Schnese Health Concerns
It is important to be aware of common health issues that a breed may suffer from before you make the choice to add them to your family. After all, you want to be sure that you know what to expect and are equipped to take care of your pet if these issues end up coming out later in life. As the Schnese is a hybrid, it is important to look at the common health issues that affect both parent breeds– the Havanese and the schnauzer.
Some major health concerns that your Schnese may encounter are urolithiasis, Von Willebrand’s disease, sick sinus syndrome, Myotonia Congenita, and portosystemic shunts. There are several concerns that are more minor as well, such as patellar luxation, deafness, certain heart conditions, liver problems, joint dysplasia, megaesophagus, and Legg- Calve- Perthes disease. Many of these are health issues that may come on later in life, with age. They are something to watch out for– for instance, some of the joint issues that affect the Schnese are common in smaller dogs and can be exacerbated if your dog is overexerting itself or exercising too much. Occasionally, the Schnese may also be diagnosed with eye issues like retinal dysplasia or progressive retinal atrophy.
Frequently Asked Questions
What is the best mix for Havanese?
The hybrid that is the best mix for a Havanese will, of course, depend upon what you are looking for in a pet. Different people value different traits, after all– so there is no clear cut answer to the question. The answer may change depending upon the person. However, the Puganese (a mix between a Havanese and a pug) and the Havaco (a mix between a Havanese and a cocker spaniel) are both popular options for Havanese hybrids.
Is a schnauzer mix a good dog?
Of course, if you are looking for a new pet, you likely have a checklist of traits that you want your dog to have. This checklist could be a big one or a small one. Whether or not a schnauzer mix is a good dog choice for you will therefore depend upon this checklist of traits that you find desirable. Schnauzer mixes inherit traits from both parent breeds. From their schnauzer parent, they get a high intelligence level and stubborn personality. They are also energetic and need lots of exercise, and usually make good guard dogs because they are very alert.

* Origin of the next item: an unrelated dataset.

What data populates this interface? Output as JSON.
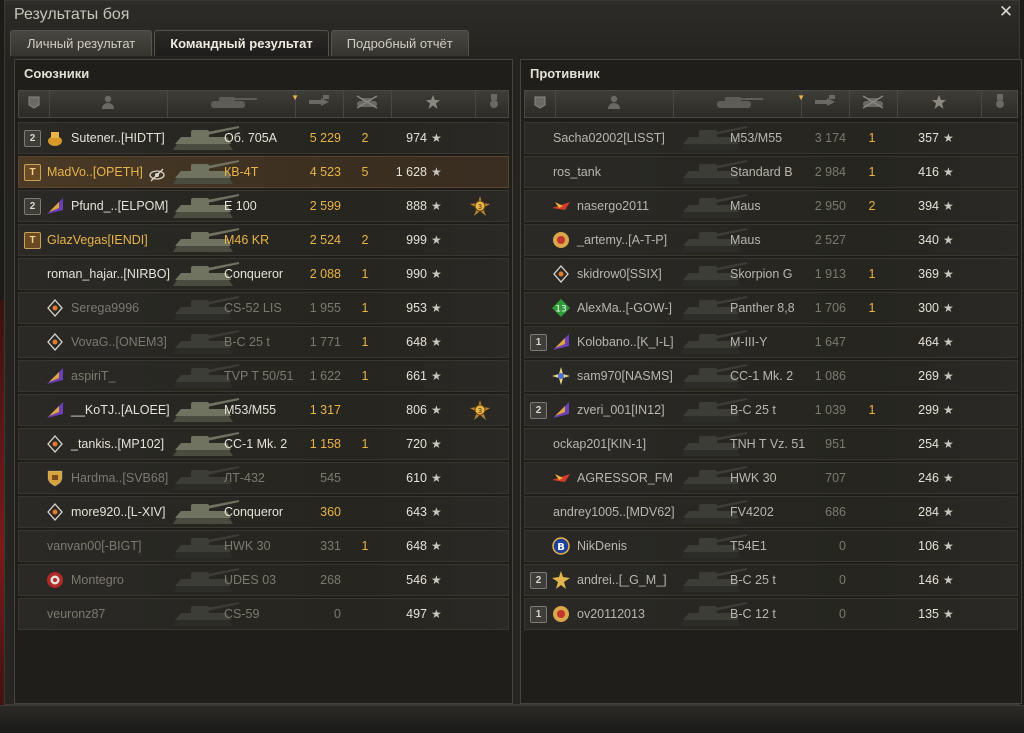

What 2 dogs make a Havanese?
A Havanese dog was crossbred from different breeds in order to get the Havanese breed that we are familiar with today. However, the Havanese is a purebred dog, not a hybrid. It no longer has two different parents from two different breeds, and is bred from parents that are both full Havanese. It has also been recognized by the American Kennel Club. The Havanese was originally bred from the Blanquito, which is now extinct, and dogs in the Bichon family such as the poodle.
Is Havanese a good house dog?
There are a few different characteristics of a Havanese that make them good house dogs. The first is that they are a toy breed and can live comfortably even in a smaller house as they take up less space. They do not bark very much, either, which can be good if you live close to your neighbors– this also makes them good apartment dogs. Of course, your Havanese will need exercise, but this is a companion breed, so they are happiest close to their owner and can be happy just cuddling on the couch at home with their family.